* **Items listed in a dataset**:
=====

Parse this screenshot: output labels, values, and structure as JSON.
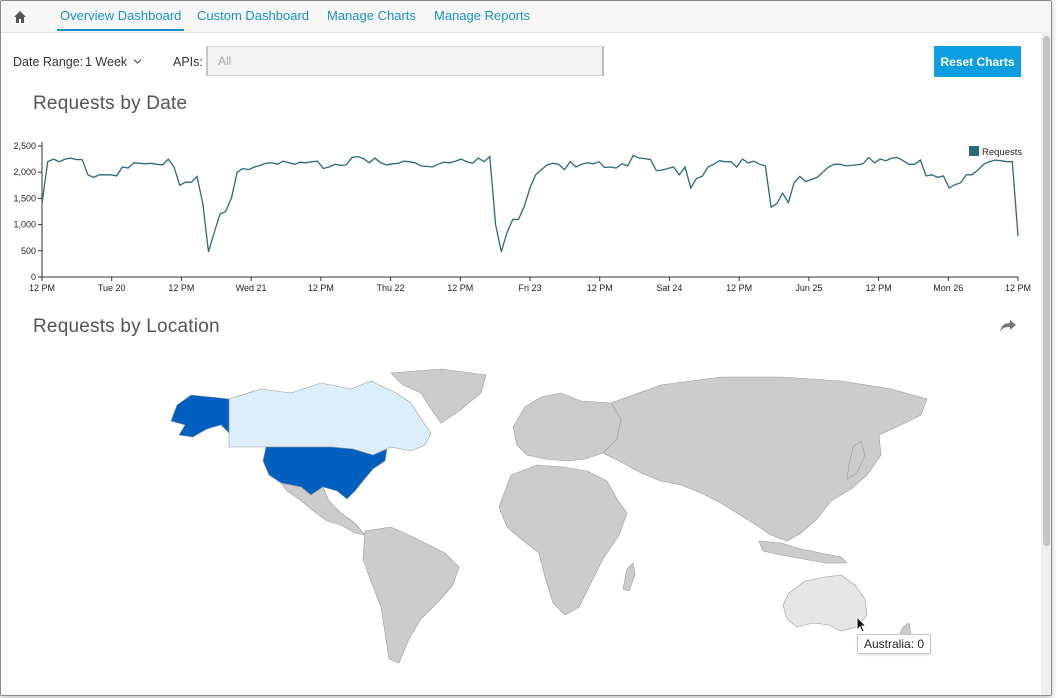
{
  "nav": {
    "home_icon": "home-icon",
    "tabs": [
      {
        "label": "Overview Dashboard",
        "active": true
      },
      {
        "label": "Custom Dashboard",
        "active": false
      },
      {
        "label": "Manage Charts",
        "active": false
      },
      {
        "label": "Manage Reports",
        "active": false
      }
    ]
  },
  "filters": {
    "date_range_label": "Date Range:",
    "date_range_value": "1 Week",
    "apis_label": "APIs:",
    "apis_placeholder": "All"
  },
  "reset_button": "Reset Charts",
  "requests_by_date": {
    "title": "Requests by Date"
  },
  "requests_by_location": {
    "title": "Requests by Location",
    "share_icon": "share-arrow-icon",
    "tooltip": "Australia: 0"
  },
  "colors": {
    "accent": "#1a8fc6",
    "button": "#0e9ee2",
    "line": "#2a6a7e",
    "map_high": "#005fbf",
    "map_low": "#ddeefb",
    "map_none": "#cccccc"
  },
  "chart_data": {
    "type": "line",
    "ylim": [
      0,
      2500
    ],
    "yticks": [
      "0",
      "500",
      "1,000",
      "1,500",
      "2,000",
      "2,500"
    ],
    "xticks": [
      "12 PM",
      "Tue 20",
      "12 PM",
      "Wed 21",
      "12 PM",
      "Thu 22",
      "12 PM",
      "Fri 23",
      "12 PM",
      "Sat 24",
      "12 PM",
      "Jun 25",
      "12 PM",
      "Mon 26",
      "12 PM"
    ],
    "legend": "top-right",
    "series": [
      {
        "name": "Requests",
        "values": [
          1400,
          2200,
          2250,
          2200,
          2250,
          2270,
          2240,
          2240,
          1950,
          1900,
          1950,
          1950,
          1950,
          1930,
          2100,
          2080,
          2180,
          2170,
          2160,
          2170,
          2150,
          2140,
          2250,
          2100,
          1750,
          1810,
          1810,
          1920,
          1400,
          480,
          850,
          1200,
          1250,
          1510,
          2000,
          2070,
          2050,
          2100,
          2130,
          2170,
          2180,
          2150,
          2210,
          2180,
          2150,
          2190,
          2180,
          2200,
          2210,
          2070,
          2100,
          2150,
          2130,
          2140,
          2280,
          2300,
          2260,
          2180,
          2270,
          2180,
          2140,
          2160,
          2170,
          2210,
          2200,
          2180,
          2120,
          2110,
          2100,
          2150,
          2190,
          2180,
          2210,
          2250,
          2200,
          2170,
          2270,
          2200,
          2300,
          1000,
          480,
          850,
          1100,
          1100,
          1350,
          1700,
          1950,
          2050,
          2140,
          2170,
          2150,
          2050,
          2200,
          2100,
          2150,
          2180,
          2160,
          2200,
          2090,
          2100,
          2080,
          2160,
          2120,
          2320,
          2270,
          2260,
          2240,
          2030,
          2040,
          2070,
          2100,
          1950,
          2100,
          1700,
          1880,
          1920,
          2100,
          2150,
          2220,
          2200,
          2200,
          2100,
          2250,
          2180,
          2210,
          2150,
          2120,
          1330,
          1400,
          1600,
          1420,
          1800,
          1920,
          1820,
          1860,
          1900,
          2000,
          2100,
          2150,
          2150,
          2120,
          2130,
          2140,
          2160,
          2280,
          2180,
          2250,
          2220,
          2270,
          2280,
          2220,
          2150,
          2150,
          2230,
          1930,
          1950,
          1900,
          1930,
          1700,
          1760,
          1800,
          1950,
          1950,
          2040,
          2150,
          2200,
          2230,
          2220,
          2200,
          2200,
          780
        ]
      }
    ]
  }
}
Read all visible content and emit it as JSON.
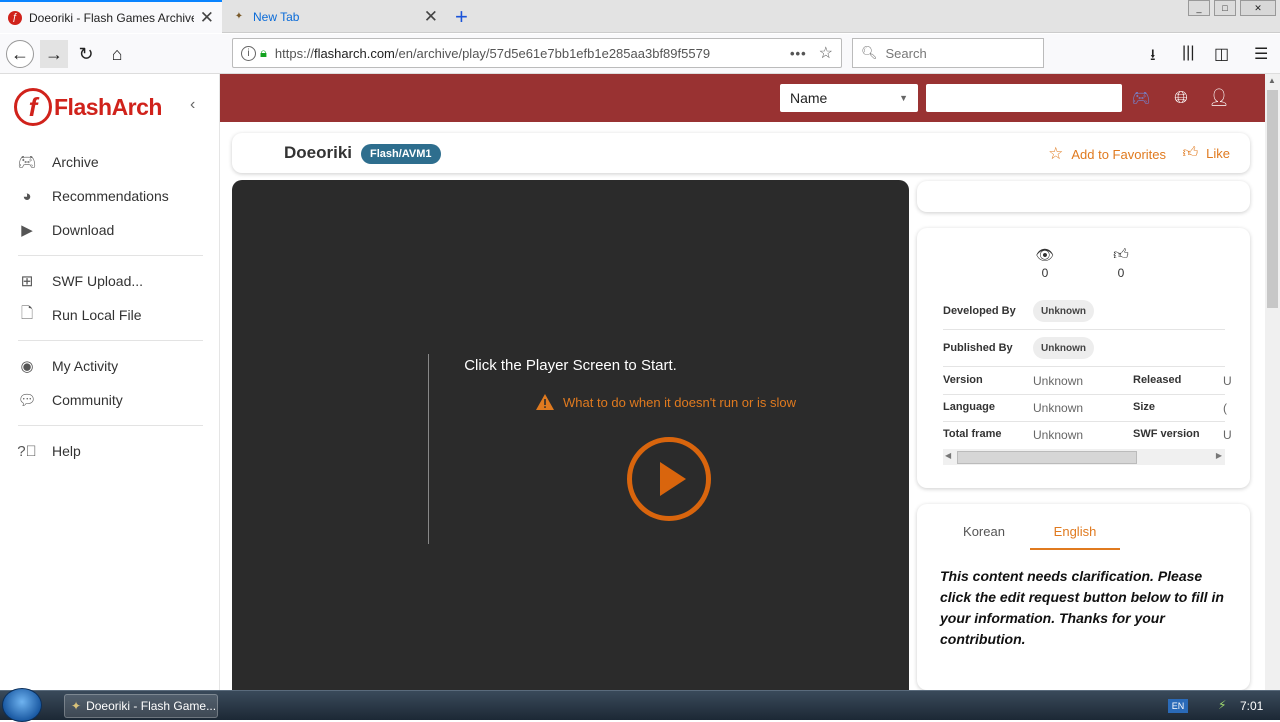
{
  "browser": {
    "tabs": [
      {
        "title": "Doeoriki - Flash Games Archive | F",
        "active": true
      },
      {
        "title": "New Tab",
        "active": false
      }
    ],
    "url_prefix": "https://",
    "url_host": "flasharch.com",
    "url_path": "/en/archive/play/57d5e61e7bb1efb1e285aa3bf89f5579",
    "search_placeholder": "Search"
  },
  "sidebar": {
    "logo_text": "FlashArch",
    "groups": [
      [
        {
          "label": "Archive",
          "icon": "gamepad-icon"
        },
        {
          "label": "Recommendations",
          "icon": "compass-icon"
        },
        {
          "label": "Download",
          "icon": "play-box-icon"
        }
      ],
      [
        {
          "label": "SWF Upload...",
          "icon": "plus-box-icon"
        },
        {
          "label": "Run Local File",
          "icon": "file-icon"
        }
      ],
      [
        {
          "label": "My Activity",
          "icon": "user-circle-icon"
        },
        {
          "label": "Community",
          "icon": "chat-icon"
        }
      ],
      [
        {
          "label": "Help",
          "icon": "help-circle-icon"
        }
      ]
    ]
  },
  "topbar": {
    "sort_value": "Name",
    "accent": "#993232"
  },
  "game": {
    "title": "Doeoriki",
    "platform": "Flash/AVM1",
    "add_favorites": "Add to Favorites",
    "like": "Like",
    "player_message": "Click the Player Screen to Start.",
    "help_link": "What to do when it doesn't run or is slow"
  },
  "info": {
    "views": "0",
    "likes": "0",
    "developed_by_label": "Developed By",
    "developed_by": "Unknown",
    "published_by_label": "Published By",
    "published_by": "Unknown",
    "table": [
      {
        "k1": "Version",
        "v1": "Unknown",
        "k2": "Released",
        "v2": "U"
      },
      {
        "k1": "Language",
        "v1": "Unknown",
        "k2": "Size",
        "v2": "("
      },
      {
        "k1": "Total frame",
        "v1": "Unknown",
        "k2": "SWF version",
        "v2": "U"
      }
    ]
  },
  "description": {
    "tabs": [
      "Korean",
      "English"
    ],
    "active_tab": "English",
    "notice": "This content needs clarification. Please click the edit request button below to fill in your information. Thanks for your contribution."
  },
  "taskbar": {
    "item": "Doeoriki - Flash Game...",
    "lang": "EN",
    "clock": "7:01"
  }
}
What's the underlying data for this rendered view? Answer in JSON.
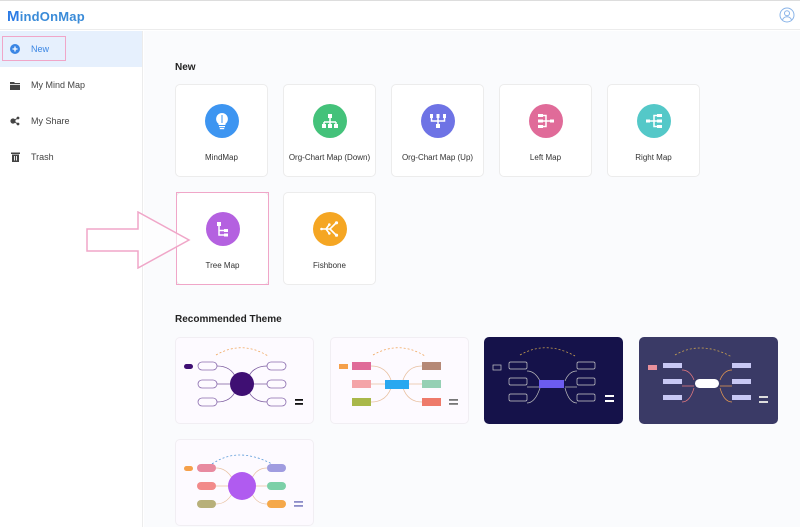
{
  "app": {
    "logo_text": "indOnMap",
    "logo_mark": "M"
  },
  "header": {
    "user_icon": "user-circle-icon"
  },
  "sidebar": {
    "items": [
      {
        "label": "New",
        "icon": "plus-circle-icon",
        "active": true
      },
      {
        "label": "My Mind Map",
        "icon": "folder-icon",
        "active": false
      },
      {
        "label": "My Share",
        "icon": "share-icon",
        "active": false
      },
      {
        "label": "Trash",
        "icon": "trash-icon",
        "active": false
      }
    ]
  },
  "main": {
    "new_title": "New",
    "templates": [
      {
        "label": "MindMap",
        "icon": "lightbulb-icon",
        "color": "#3d95f1"
      },
      {
        "label": "Org-Chart Map (Down)",
        "icon": "org-chart-down-icon",
        "color": "#44c27a"
      },
      {
        "label": "Org-Chart Map (Up)",
        "icon": "org-chart-up-icon",
        "color": "#6e73e5"
      },
      {
        "label": "Left Map",
        "icon": "left-map-icon",
        "color": "#e06b99"
      },
      {
        "label": "Right Map",
        "icon": "right-map-icon",
        "color": "#54c8c8"
      },
      {
        "label": "Tree Map",
        "icon": "tree-map-icon",
        "color": "#b461e0"
      },
      {
        "label": "Fishbone",
        "icon": "fishbone-icon",
        "color": "#f5a623"
      }
    ],
    "theme_title": "Recommended Theme",
    "themes": [
      {
        "name": "theme-purple-outline",
        "bg": "#fdfaff",
        "center": "#3f0f73"
      },
      {
        "name": "theme-colorful",
        "bg": "#fdfaff",
        "center": "#29a8f0"
      },
      {
        "name": "theme-dark-navy",
        "bg": "#15124a",
        "center": "#6c5cf0"
      },
      {
        "name": "theme-slate",
        "bg": "#3a3a66",
        "center": "#ffffff"
      },
      {
        "name": "theme-pastel",
        "bg": "#fdfaff",
        "center": "#b05bf0"
      }
    ]
  },
  "colors": {
    "accent": "#3a86e4",
    "highlight": "#f0a6c8"
  }
}
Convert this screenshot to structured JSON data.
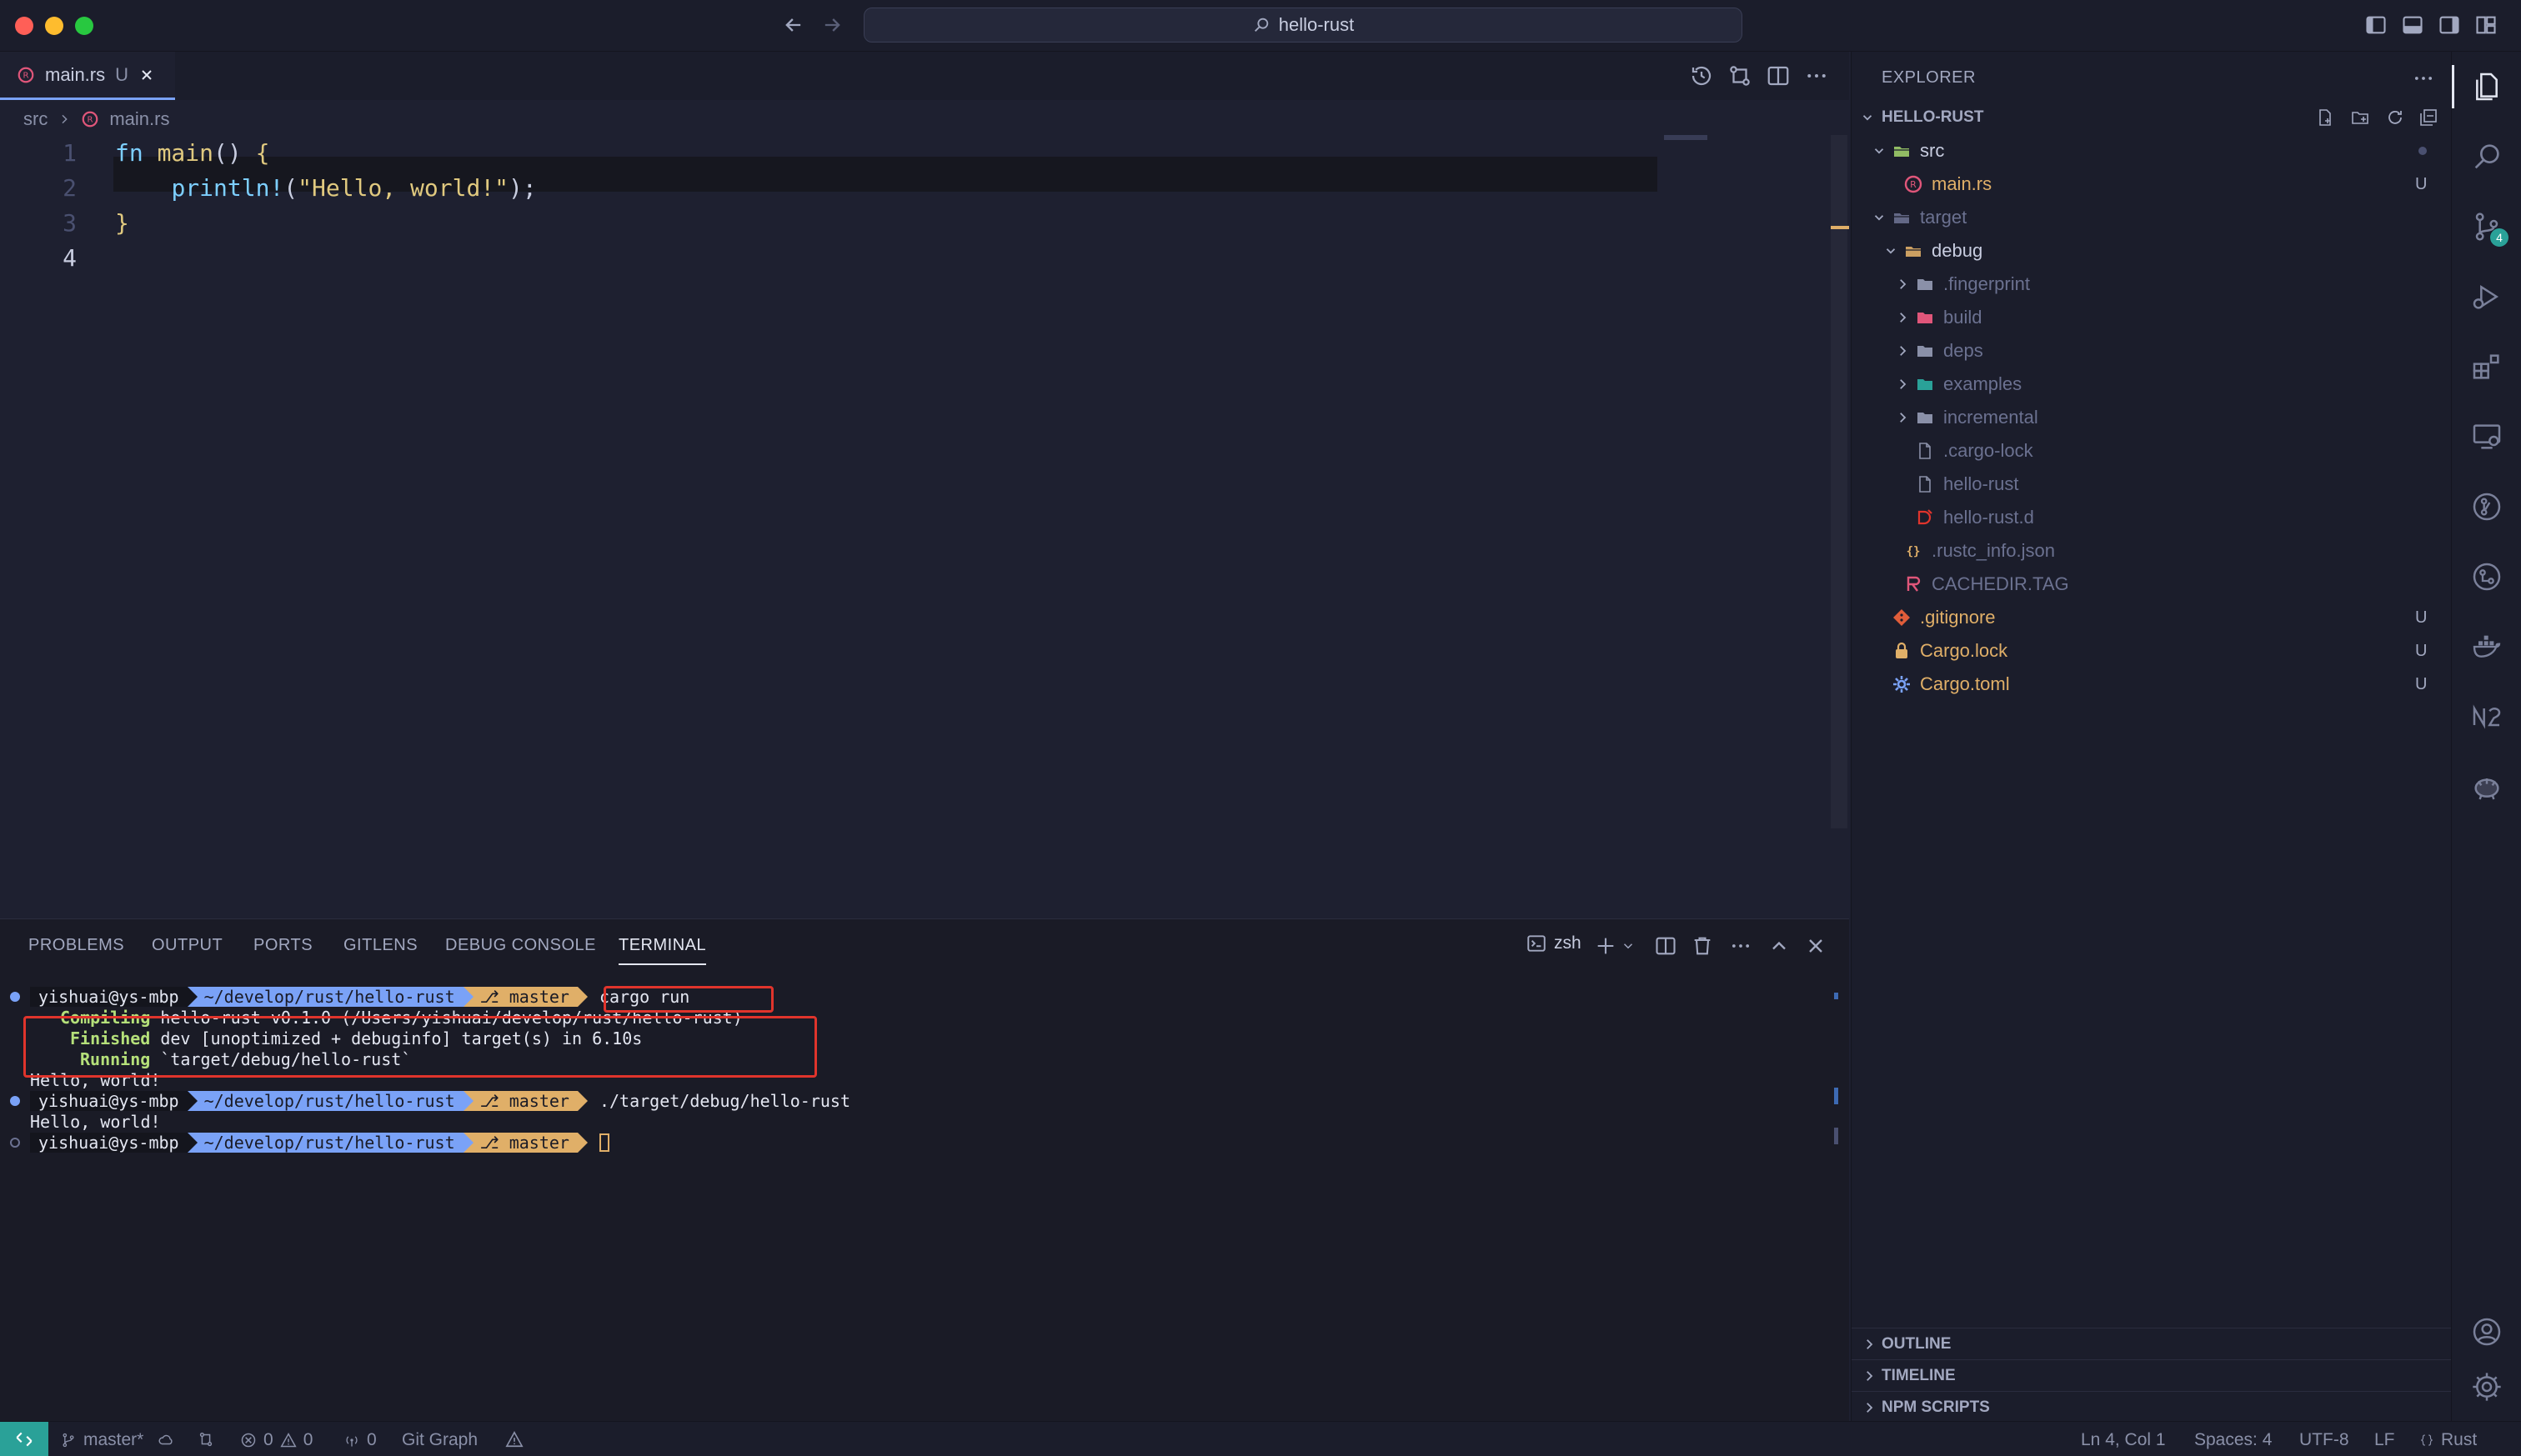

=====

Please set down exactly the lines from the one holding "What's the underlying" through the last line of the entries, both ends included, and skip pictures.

* **Task response**:
What's the underlying data for this rendered view? Answer in JSON.
{
  "app": {
    "logo_text": "indOnMap",
    "logo_mark": "M"
  },
  "header": {
    "user_icon": "user-circle-icon"
  },
  "sidebar": {
    "items": [
      {
        "label": "New",
        "icon": "plus-circle-icon",
        "active": true
      },
      {
        "label": "My Mind Map",
        "icon": "folder-icon",
        "active": false
      },
      {
        "label": "My Share",
        "icon": "share-icon",
        "active": false
      },
      {
        "label": "Trash",
        "icon": "trash-icon",
        "active": false
      }
    ]
  },
  "main": {
    "new_title": "New",
    "templates": [
      {
        "label": "MindMap",
        "icon": "lightbulb-icon",
        "color": "#3d95f1"
      },
      {
        "label": "Org-Chart Map (Down)",
        "icon": "org-chart-down-icon",
        "color": "#44c27a"
      },
      {
        "label": "Org-Chart Map (Up)",
        "icon": "org-chart-up-icon",
        "color": "#6e73e5"
      },
      {
        "label": "Left Map",
        "icon": "left-map-icon",
        "color": "#e06b99"
      },
      {
        "label": "Right Map",
        "icon": "right-map-icon",
        "color": "#54c8c8"
      },
      {
        "label": "Tree Map",
        "icon": "tree-map-icon",
        "color": "#b461e0"
      },
      {
        "label": "Fishbone",
        "icon": "fishbone-icon",
        "color": "#f5a623"
      }
    ],
    "theme_title": "Recommended Theme",
    "themes": [
      {
        "name": "theme-purple-outline",
        "bg": "#fdfaff",
        "center": "#3f0f73"
      },
      {
        "name": "theme-colorful",
        "bg": "#fdfaff",
        "center": "#29a8f0"
      },
      {
        "name": "theme-dark-navy",
        "bg": "#15124a",
        "center": "#6c5cf0"
      },
      {
        "name": "theme-slate",
        "bg": "#3a3a66",
        "center": "#ffffff"
      },
      {
        "name": "theme-pastel",
        "bg": "#fdfaff",
        "center": "#b05bf0"
      }
    ]
  },
  "colors": {
    "accent": "#3a86e4",
    "highlight": "#f0a6c8"
  }
}
Convert this screenshot to structured JSON data.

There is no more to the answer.